### [Exercise input]

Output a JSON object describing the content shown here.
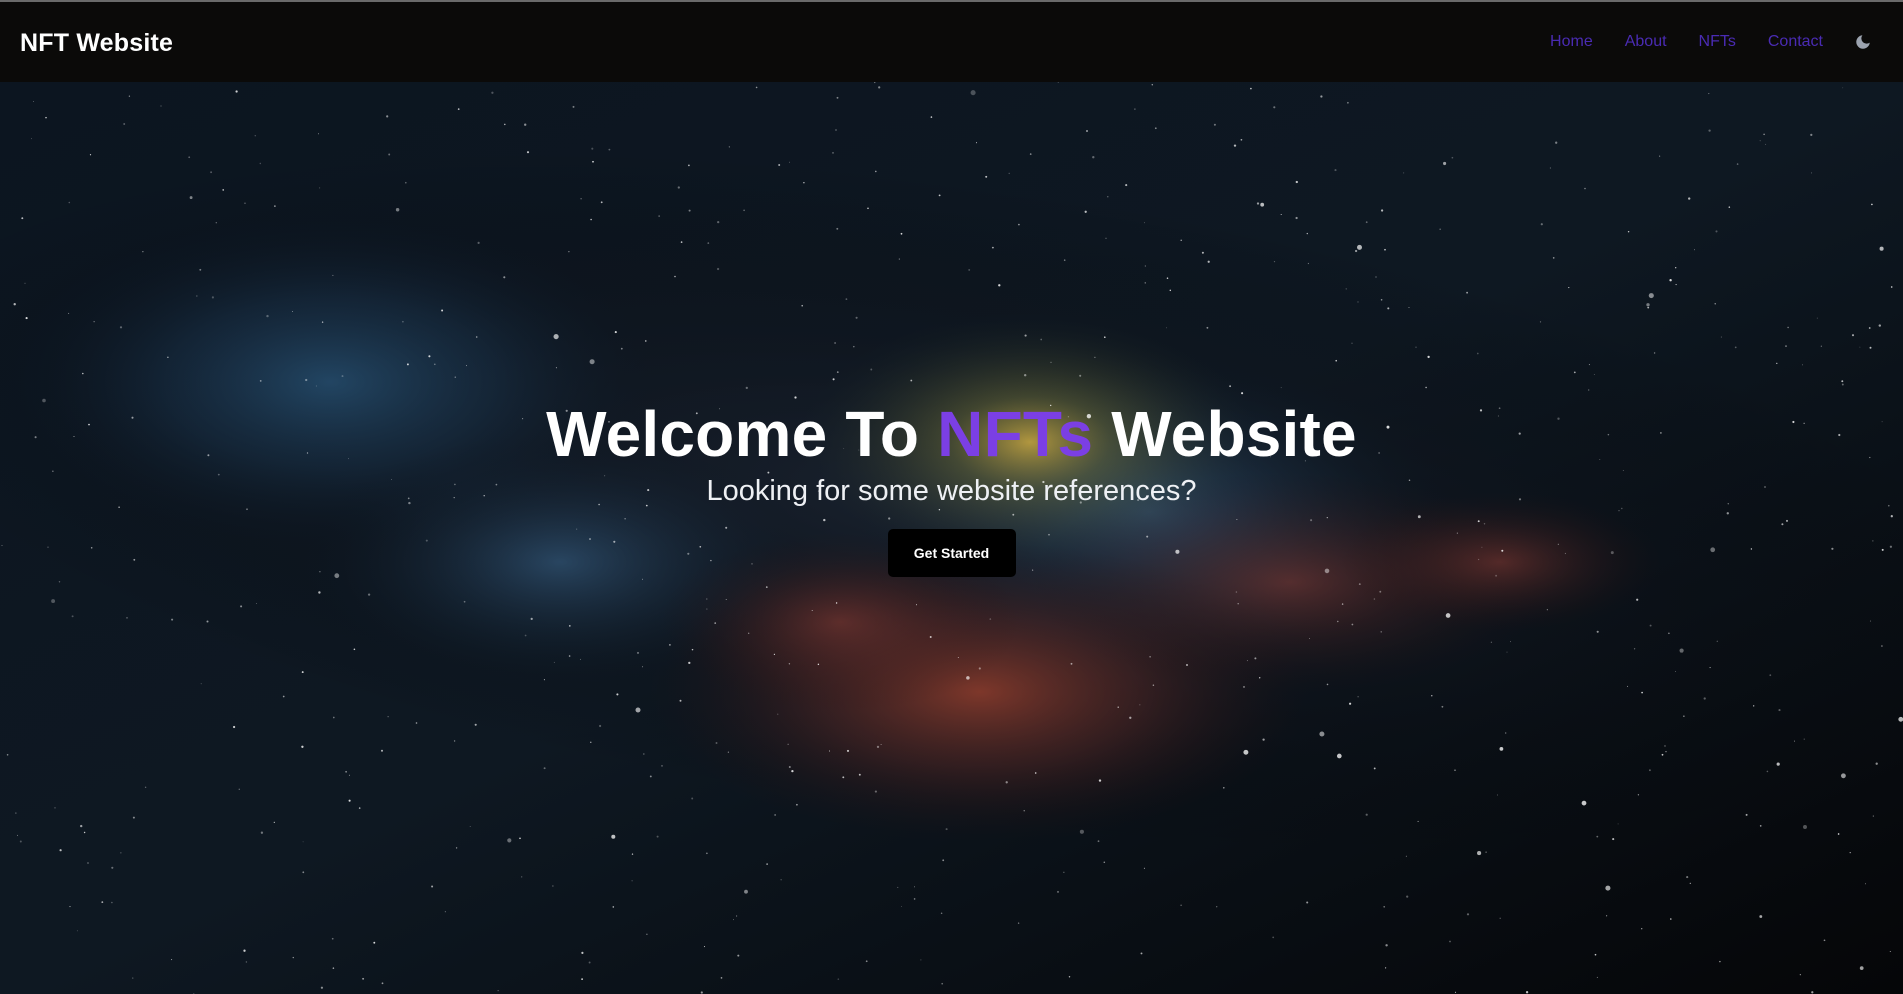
{
  "navbar": {
    "brand": "NFT Website",
    "links": [
      {
        "label": "Home"
      },
      {
        "label": "About"
      },
      {
        "label": "NFTs"
      },
      {
        "label": "Contact"
      }
    ],
    "theme_toggle_icon": "moon-icon"
  },
  "hero": {
    "title_prefix": "Welcome To ",
    "title_accent": "NFTs",
    "title_suffix": " Website",
    "subtitle": "Looking for some website references?",
    "cta_label": "Get Started",
    "background": "starry-night-sky-image"
  },
  "colors": {
    "navbar_bg": "#0b0a09",
    "nav_link": "#4a2bb3",
    "accent": "#7b3fe4",
    "button_bg": "#000000",
    "text": "#ffffff"
  }
}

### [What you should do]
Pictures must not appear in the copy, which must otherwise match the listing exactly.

### [Task solution]
Output a JSON object describing the content shown here.
{
  "navbar": {
    "brand": "NFT Website",
    "links": [
      {
        "label": "Home"
      },
      {
        "label": "About"
      },
      {
        "label": "NFTs"
      },
      {
        "label": "Contact"
      }
    ],
    "theme_toggle_icon": "moon-icon"
  },
  "hero": {
    "title_prefix": "Welcome To ",
    "title_accent": "NFTs",
    "title_suffix": " Website",
    "subtitle": "Looking for some website references?",
    "cta_label": "Get Started",
    "background": "starry-night-sky-image"
  },
  "colors": {
    "navbar_bg": "#0b0a09",
    "nav_link": "#4a2bb3",
    "accent": "#7b3fe4",
    "button_bg": "#000000",
    "text": "#ffffff"
  }
}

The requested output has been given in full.